LEXINGTON – Before he disappeared in a thick cloud of musket smoke, Bill Poole channeled Captain John Parker with gusto.
The reenactor, dressed in colonial garb, was portraying Parker for the first time this year, having been elected to the top role by his fellow Lexington Minute Men.
As the British regulars, decked out in lobster red, marched onto the Battle Green, Poole stood between the king’s troops and his ragtag band of locals.
“Steady, men! Steady, men!’’ he exhorted. “Stand your ground! Do not fire unless fired upon!’’
Minutes later came a shot. Then a barrage of fire.
The Battle of Lexington transpired this morning as it always does. The British regulars advanced, a lopsided battle broke out, eight Minutemen died, the British marched on — and thousands of spectators, their heads full of history, headed to pancake breakfasts at surrounding churches.
But for Poole, who declined to give his age (saying he stopped counting “a long time ago’’), this morning was unique. Although it was his 13th time in the battle reenactment by his count, today he played the captain’s role.
In an interview with the Globe just after midnight, not long after Paul Revere galloped by to cries of delight from watching children, Poole showed no nervousness about his debut six hours later.
“We all love history,’’ he explained. “Trying to convey it to children, to adults, is fun.’’ And he explained he was fascinated by how the depictions of one single event changed over time.
“In the first depiction, they’re all running away.
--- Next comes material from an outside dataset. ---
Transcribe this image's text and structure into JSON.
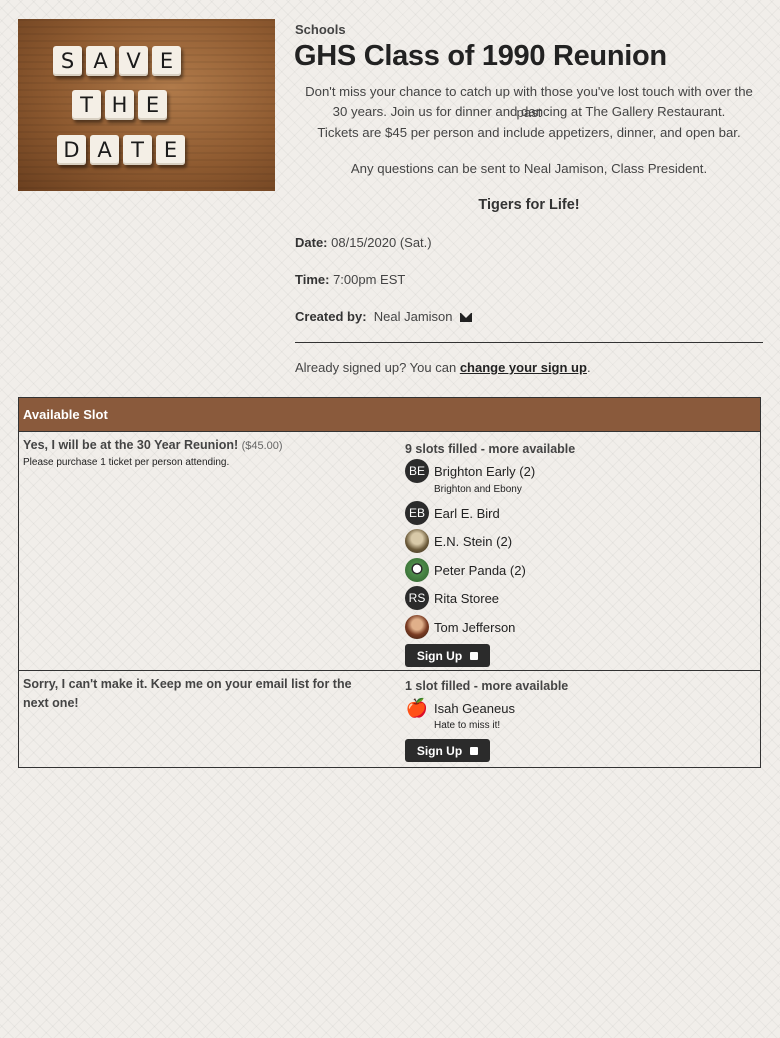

In the second depiction, there are a couple of them firing,’’ he said. “And in the last one, they are all there, big muscles, everybody firing right back at the regulars.’’
Poole said that with a historical battle like Lexington’s, each generation sees it through a different prism.
One of the many onlookers this morning was 9-year-old Napoleon, standing in a prime viewing spot on the field with his father, Henry Cañas. First-time battle-watchers, they had biked, in the dark, from Arlington and arrived at the Green around 4 a.m.
After the battle, Napoleon said the reenactment was well worth the trek. He described it with a single word: “great.’’
The April 1775 battle was the first skirmish of what would become the American Revolution.
The British soldiers continued marching to Concord, where they encountered greater resistance. Then they retreated to Boston, suffering casualties along the way. The American colonies declared independence from Britain the next year.
As throngs of onlookers, many dragging stepladders, slowly made their way to breakfasts and back home, Poole walked along the green towards the iconic statue of the Minuteman.
A few onlookers cheered him, telling him he did a good job as Captain Parker.
Poole smiled and waved.